Exercise requirements: Repeat the records in full and exactly, omitting pictures.

Entries from a dataset of interfaces:
========================================================================

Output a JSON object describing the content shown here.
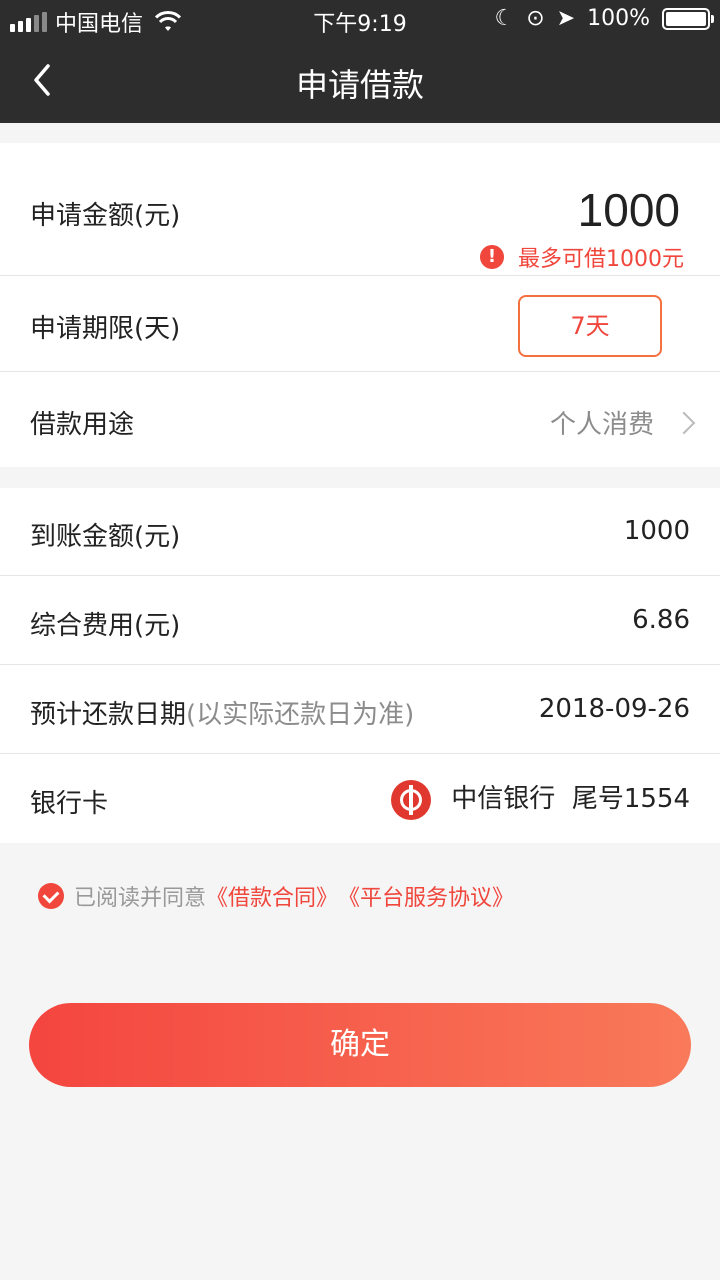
{
  "status_bar": {
    "carrier": "中国电信",
    "time": "下午9:19",
    "battery": "100%"
  },
  "nav": {
    "title": "申请借款"
  },
  "application": {
    "amount_label": "申请金额(元)",
    "amount_value": "1000",
    "amount_hint": "最多可借1000元",
    "term_label": "申请期限(天)",
    "term_value": "7天",
    "purpose_label": "借款用途",
    "purpose_value": "个人消费"
  },
  "details": {
    "received_label": "到账金额(元)",
    "received_value": "1000",
    "fee_label": "综合费用(元)",
    "fee_value": "6.86",
    "repay_label": "预计还款日期",
    "repay_note": "(以实际还款日为准)",
    "repay_value": "2018-09-26",
    "card_label": "银行卡",
    "bank_name": "中信银行",
    "card_tail": "尾号1554"
  },
  "agreement": {
    "prefix": "已阅读并同意",
    "contract_link": "《借款合同》",
    "service_link": "《平台服务协议》"
  },
  "actions": {
    "confirm_label": "确定"
  },
  "colors": {
    "accent": "#f0463c",
    "header_bg": "#2d2d2d"
  }
}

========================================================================

Solution to this exercise:
Output a JSON object describing the content shown here.
{
  "status_bar": {
    "carrier": "中国电信",
    "time": "下午9:19",
    "battery": "100%"
  },
  "nav": {
    "title": "申请借款"
  },
  "application": {
    "amount_label": "申请金额(元)",
    "amount_value": "1000",
    "amount_hint": "最多可借1000元",
    "term_label": "申请期限(天)",
    "term_value": "7天",
    "purpose_label": "借款用途",
    "purpose_value": "个人消费"
  },
  "details": {
    "received_label": "到账金额(元)",
    "received_value": "1000",
    "fee_label": "综合费用(元)",
    "fee_value": "6.86",
    "repay_label": "预计还款日期",
    "repay_note": "(以实际还款日为准)",
    "repay_value": "2018-09-26",
    "card_label": "银行卡",
    "bank_name": "中信银行",
    "card_tail": "尾号1554"
  },
  "agreement": {
    "prefix": "已阅读并同意",
    "contract_link": "《借款合同》",
    "service_link": "《平台服务协议》"
  },
  "actions": {
    "confirm_label": "确定"
  },
  "colors": {
    "accent": "#f0463c",
    "header_bg": "#2d2d2d"
  }
}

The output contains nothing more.